John Harris Dunning’s Haunted House

By

Published July 22, 2010

On the opening page of Salem Brownstone: All Along the Watchtowers, author John Harris Dunning cautions, “Those who love the rum and unusual, the uncanny, the macabre,” those who, “wish for thrilling horrors in their own seemingly mundane lives” to “beware what they wish for.” If you happen to fall into said categories, you should ignore the warnings and look into Dunning’s beautifully crafted graphic novel. Featuring intricate, richly detailed illustrations by South African artist Nikhil Singh, Salem Brownstone follows the title character as he journeys from an ordinary existence as the proprietor of the Sit & Spin Laundromat into the curious world he enters upon the inheritance of his deceased father’s mansion.
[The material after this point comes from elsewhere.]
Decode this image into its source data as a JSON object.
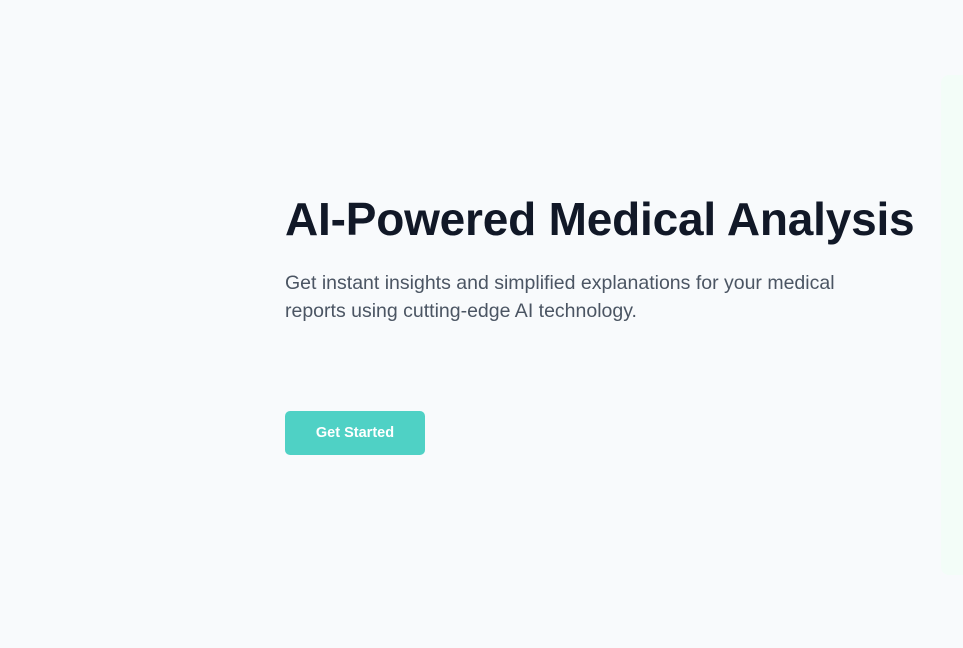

Salem, along with the reader, finds himself lost in the trippy mystery life that his father once lead, populated by the performers of Dr. Kinoshita’s Circus of Unearthly Delights and evil spirits hell-bent on destroying Salem and his cohorts. In Salem Brownstone, first published in the U.S. last week by Candlewick Press, Dunning and Singh have created a creepy, enthralling, and stunningly designed tale of adventure for adults. (PHOTO BY MATT HASS)

MENDELSON: Can you talk a little bit about your background? I know that you’re originally from South Africa–how did you wind up in the UK and writing?

DUNNING: I lived in South Africa until I was 24, and I grew up during the height of Apartheid, so it was a very culturally isolated place. There was what was called “a state of emergency,” and that meant that everything was censored, from TV to newspapers. To me, New York or London were about as real as Atlantis. I found South Africa very frustrating as a place to create–it isn’t internationally connected, and in some ways is a conservative place in terms of the arts. It didn’t feel like the right environment for me as an artist. As soon as I finished university (I studied film), I got on a plane to London and never looked back. I’m very grateful to have come from Africa though–it gives me a great perspective–I can “pass” as Western, but I’m not. I’m an outsider, in the best way.

MENDELSON: How did the idea evolve for Salem Brownstone? Where did it first appear?

DUNNING: I came up with the idea for Salem as a kind of comic-within-a-comic initially. I was working with South African artist Jason Masters on a comic project about three teenage friends—it was in a much more realistic style than Salem. The idea was that the teenagers were reading Salem Brownstone as a comic, and at the end of each episode you would get an excerpt of what they were reading. These short episodes started to be published in seminal UK comic book anthology Sturgeon White Moss and then just started to evolve into something larger from there.

MENDELSON: You work as a journalist, so why a graphic novel?

DUNNING: My first love has always been comic books–to the point that when I was ten I was dreaming in comic book frames with captions and word bubbles! I’ve just finished a novel, and I’m inspired by writers like William Burroughs, Anais Nin, Paul Auster and Chester Himes. My central drive is to tell stories. I love narratives. I love words, sure, but journalism doesn’t fulfill that need to tell a story.

MENDELSON: Where do you find inspiration for your work?

DUNNING: Writers like Edgar Allan Poe and H. P. Lovecraft are huge influences, as are the films of Tim Burton–there is a lot of Ed Wood and Edward Scissorhands in Salem! I’m a huge graphic novel fan–my favorite writers are Alan Moore (Watchmen) and Dan Clowes (Ghost World). I think my ‘desert island’ comics would be Halo Jones by Alan Moore and Ice Haven by Dan Clowes.

MENDELSON: Do you draw on your life in your writing? What are your favorite parts of SB?

DUNNING: There is more than a bit of me in Salem. The way Salem looks was partially based on me. It’s fun seeing myself on the pages of a comic book. Having said that, it’s far from autobiographical. I haven’t run away with the circus yet! My favorite character would have to be Oosik–he is a kind of cross between Tintin’s dog Snowy and Gandalf the wizard. I’m very happy with him as a creation! Salem Brownstone is a strange blend–it was very much based on my experience of Hampstead, my neighborhood in London (where film director Tim Burton lives–I often see him around), but it has an American title –”Salem” from the witch burnings to indicate his occult leanings, and “Brownstone” from the old New York mansions to indicate his dapper attitude. The language I use in Salem is very mannered, and although I think the book is spooky, I hope people also get the humor–it’s all about light and dark.

MENDELSON: What are you working on now?

DUNNING: I’m pitching in a short series to DC set in Batman’s neighborhood–it’s a more literary, cool approach to the super hero genre that I grew up on. I have huge admiration for the fresh direction artist Frank Quitely and writer Grant Morrison have taken Batman in recently. Basically, I want to inhabit Gotham City. I’m always cooking up loads of ideas–I’m germinating the idea for another novel now; it’s a cocktail of dissociative personality disorder, serial killing, the old “penny dreadful” crime magazines, and the history of north London.